(CN) - The state of Wisconsin unlawfully uses citation quotas to measure the performance of its state troopers, the union representing the officers claims in court.
In a complaint filed in Dane County, Wis., the union claims troopers are required to execute one traffic stop per hour of patrol and to issue 1 citation for every 1.8 hours of patrol.
The union claims these rules have been in force ever since the State Patrol division of the Wisconsin Department of Transportation revised its evaluation forms in 2012.
As per the evaluation forms, the state also requires troopers to issue a warning to a motorist every eight hours, the complaint says.

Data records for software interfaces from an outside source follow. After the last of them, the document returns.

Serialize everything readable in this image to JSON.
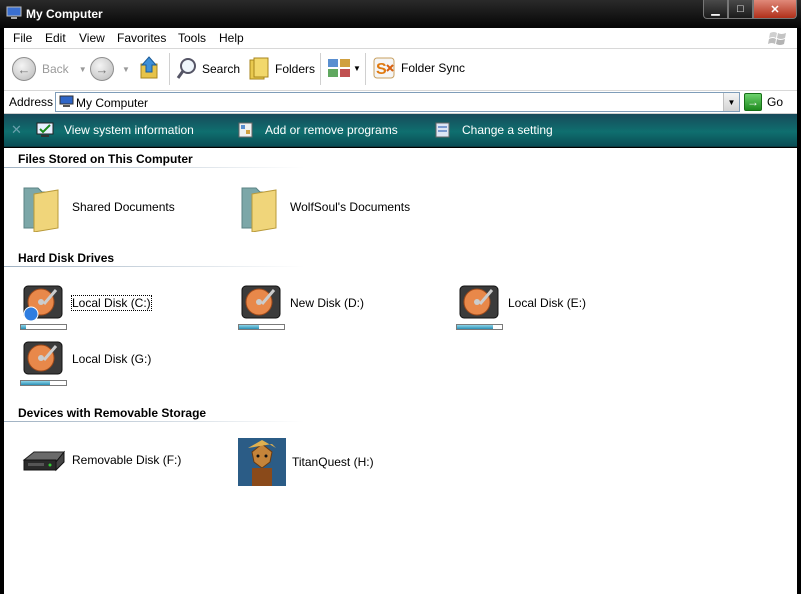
{
  "window": {
    "title": "My Computer"
  },
  "menu": [
    "File",
    "Edit",
    "View",
    "Favorites",
    "Tools",
    "Help"
  ],
  "toolbar": {
    "back": "Back",
    "search": "Search",
    "folders": "Folders",
    "folder_sync": "Folder Sync"
  },
  "address": {
    "label": "Address",
    "value": "My Computer",
    "go": "Go"
  },
  "tasks": [
    "View system information",
    "Add or remove programs",
    "Change a setting"
  ],
  "groups": {
    "files": "Files Stored on This Computer",
    "hdd": "Hard Disk Drives",
    "removable": "Devices with Removable Storage"
  },
  "files": [
    {
      "label": "Shared Documents"
    },
    {
      "label": "WolfSoul's Documents"
    }
  ],
  "drives": [
    {
      "label": "Local Disk (C:)",
      "used_fraction": 0.12
    },
    {
      "label": "New Disk (D:)",
      "used_fraction": 0.45
    },
    {
      "label": "Local Disk (E:)",
      "used_fraction": 0.8
    },
    {
      "label": "Local Disk (G:)",
      "used_fraction": 0.65
    }
  ],
  "removable": [
    {
      "label": "Removable Disk (F:)"
    },
    {
      "label": "TitanQuest (H:)"
    }
  ],
  "colors": {
    "task_bar": "#0f6f6f",
    "titlebar": "#0a0a0a",
    "drive_fill": "#2b8fb5"
  }
}
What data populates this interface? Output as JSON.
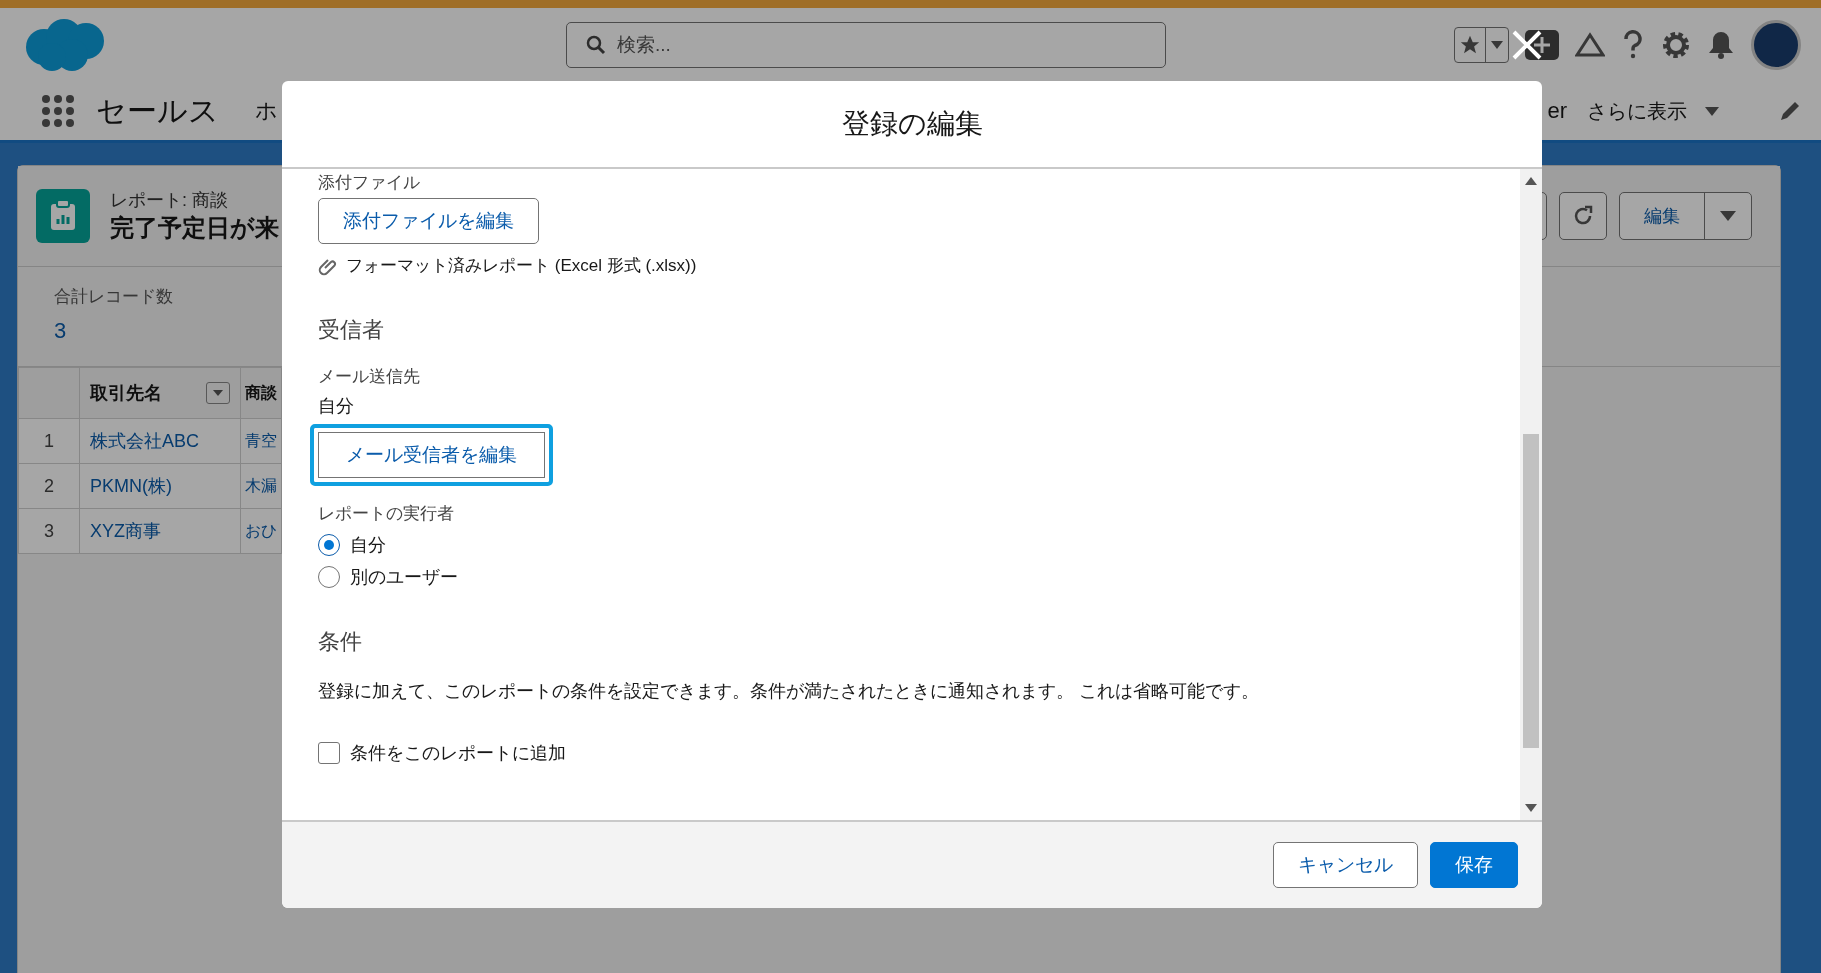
{
  "header": {
    "search": {
      "placeholder": "検索..."
    }
  },
  "nav": {
    "app_name": "セールス",
    "tabs": [
      {
        "label": "ホ"
      },
      {
        "label": "er"
      }
    ],
    "more": "さらに表示"
  },
  "report": {
    "type_label": "レポート: 商談",
    "title": "完了予定日が来",
    "edit_button": "編集"
  },
  "summary": {
    "label": "合計レコード数",
    "value": "3"
  },
  "table": {
    "columns": [
      "取引先名",
      "商談"
    ],
    "rows": [
      {
        "number": "1",
        "cells": [
          "株式会社ABC",
          "青空"
        ]
      },
      {
        "number": "2",
        "cells": [
          "PKMN(株)",
          "木漏"
        ]
      },
      {
        "number": "3",
        "cells": [
          "XYZ商事",
          "おひ"
        ]
      }
    ]
  },
  "modal": {
    "title": "登録の編集",
    "attachment": {
      "label": "添付ファイル",
      "button": "添付ファイルを編集",
      "file": "フォーマット済みレポート (Excel 形式 (.xlsx))"
    },
    "recipients": {
      "heading": "受信者",
      "send_to_label": "メール送信先",
      "send_to_value": "自分",
      "button": "メール受信者を編集",
      "focused": true
    },
    "runner": {
      "label": "レポートの実行者",
      "options": [
        {
          "label": "自分",
          "selected": true
        },
        {
          "label": "別のユーザー",
          "selected": false
        }
      ]
    },
    "conditions": {
      "heading": "条件",
      "description": "登録に加えて、このレポートの条件を設定できます。条件が満たされたときに通知されます。 これは省略可能です。",
      "checkbox": {
        "label": "条件をこのレポートに追加",
        "checked": false
      }
    },
    "footer": {
      "cancel": "キャンセル",
      "save": "保存"
    }
  }
}
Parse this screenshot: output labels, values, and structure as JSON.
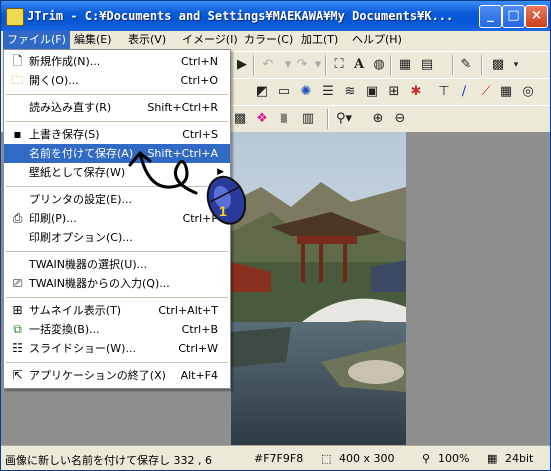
{
  "window": {
    "title": "JTrim - C:¥Documents and Settings¥MAEKAWA¥My Documents¥K...",
    "controls": [
      "_",
      "□",
      "×"
    ]
  },
  "menubar": {
    "items": [
      {
        "label": "ファイル(F)",
        "active": true
      },
      {
        "label": "編集(E)"
      },
      {
        "label": "表示(V)"
      },
      {
        "label": "イメージ(I)"
      },
      {
        "label": "カラー(C)"
      },
      {
        "label": "加工(T)"
      },
      {
        "label": "ヘルプ(H)"
      }
    ]
  },
  "file_menu": {
    "items": [
      {
        "label": "新規作成(N)...",
        "shortcut": "Ctrl+N",
        "icon": "new-file-icon"
      },
      {
        "label": "開く(O)...",
        "shortcut": "Ctrl+O",
        "icon": "open-folder-icon"
      },
      {
        "label": "読み込み直す(R)",
        "shortcut": "Shift+Ctrl+R"
      },
      {
        "label": "上書き保存(S)",
        "shortcut": "Ctrl+S",
        "icon": "save-icon"
      },
      {
        "label": "名前を付けて保存(A)",
        "shortcut": "Shift+Ctrl+A",
        "highlighted": true
      },
      {
        "label": "壁紙として保存(W)",
        "submenu": true
      },
      {
        "label": "プリンタの設定(E)..."
      },
      {
        "label": "印刷(P)...",
        "shortcut": "Ctrl+P",
        "icon": "printer-icon"
      },
      {
        "label": "印刷オプション(C)..."
      },
      {
        "label": "TWAIN機器の選択(U)..."
      },
      {
        "label": "TWAIN機器からの入力(Q)...",
        "icon": "scanner-icon"
      },
      {
        "label": "サムネイル表示(T)",
        "shortcut": "Ctrl+Alt+T",
        "icon": "thumbnail-icon"
      },
      {
        "label": "一括変換(B)...",
        "shortcut": "Ctrl+B",
        "icon": "batch-convert-icon"
      },
      {
        "label": "スライドショー(W)...",
        "shortcut": "Ctrl+W",
        "icon": "slideshow-icon"
      },
      {
        "label": "アプリケーションの終了(X)",
        "shortcut": "Alt+F4",
        "icon": "exit-icon"
      }
    ]
  },
  "cursor": {
    "label": "1"
  },
  "statusbar": {
    "message": "画像に新しい名前を付けて保存し 332 , 6",
    "color": "#F7F9F8",
    "size": "400 x 300",
    "zoom": "100%",
    "depth": "24bit"
  },
  "colors": {
    "title_bar": "#0a5ad9",
    "highlight": "#316ac5",
    "menu_bg": "#ece9d8"
  }
}
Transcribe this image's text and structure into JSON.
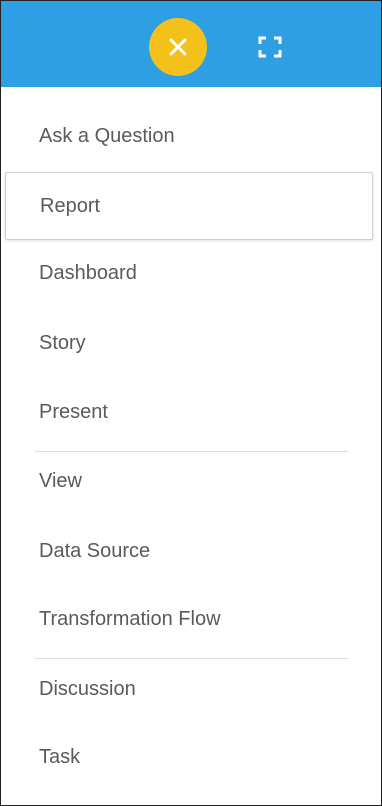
{
  "header": {
    "background_color": "#2f9fe3",
    "close_button": {
      "icon": "close-icon",
      "color": "#f3c11a"
    },
    "expand_button": {
      "icon": "fullscreen-icon"
    }
  },
  "menu": {
    "items": [
      {
        "label": "Ask a Question",
        "selected": false
      },
      {
        "label": "Report",
        "selected": true
      },
      {
        "label": "Dashboard",
        "selected": false
      },
      {
        "label": "Story",
        "selected": false
      },
      {
        "label": "Present",
        "selected": false
      },
      {
        "label": "View",
        "selected": false
      },
      {
        "label": "Data Source",
        "selected": false
      },
      {
        "label": "Transformation Flow",
        "selected": false
      },
      {
        "label": "Discussion",
        "selected": false
      },
      {
        "label": "Task",
        "selected": false
      }
    ]
  }
}
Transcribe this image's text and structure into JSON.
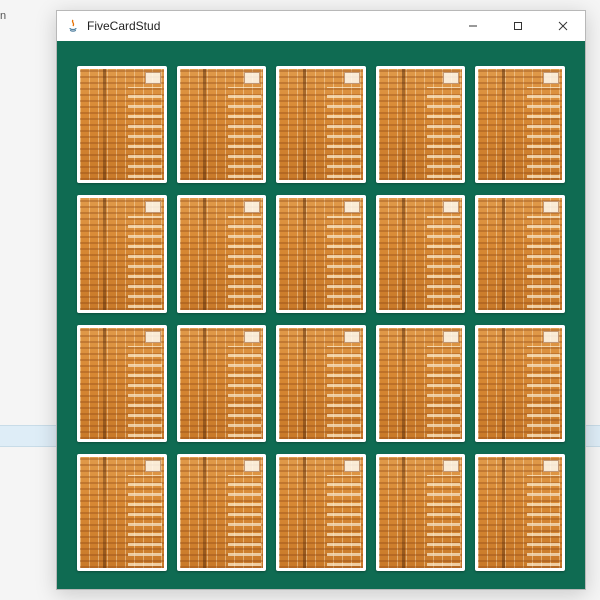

The Wisconsin Law Enforcement Association claims all this violates a 1999 state law prohibiting municipalities from "directly or indirectly" requiring officers to meet such quotas.
In addition, meeting these static quotas can be more difficult depending on an officer's shift and patrol location, the union says.
The October 19 filling also alleges that troopers who do not meet the quotas face consequences, including "job instructions with added working conditions; the denial of training opportunities, for instance, the honor guard; being assigned less desirable vehicles and older equipment; shift-time changes which have adverse health effects on certain troopers; being phoned and emailed often about 'poor work efforts' resulting in stress and requiring mental health counseling; and, compromised safety especially during night shift stops in snowstorms where squad cars have ended up sliding off the road."
On top of that, the state wants to expand the quotas to include even more officers, the union says.
The Department of Justice did not immediately respond to a request for comment, but a pamphlet on the Wisconsin Department of Transportation's website states "State Patrol officers absolutely do not have a quota for issuing citations."
The union is asking for declarations that the quota system is unlawful and an immediate cease of enforcement, in addition to removal of any disciplinary action or negative review based on the quota system from employees' files, according to the complaint.
It is represented by Sally Stix of Madison, Wis.
Read the Top 8
Sign up for the Top 8, a roundup of the day's top stories delivered directly to your inbox Monday through Friday.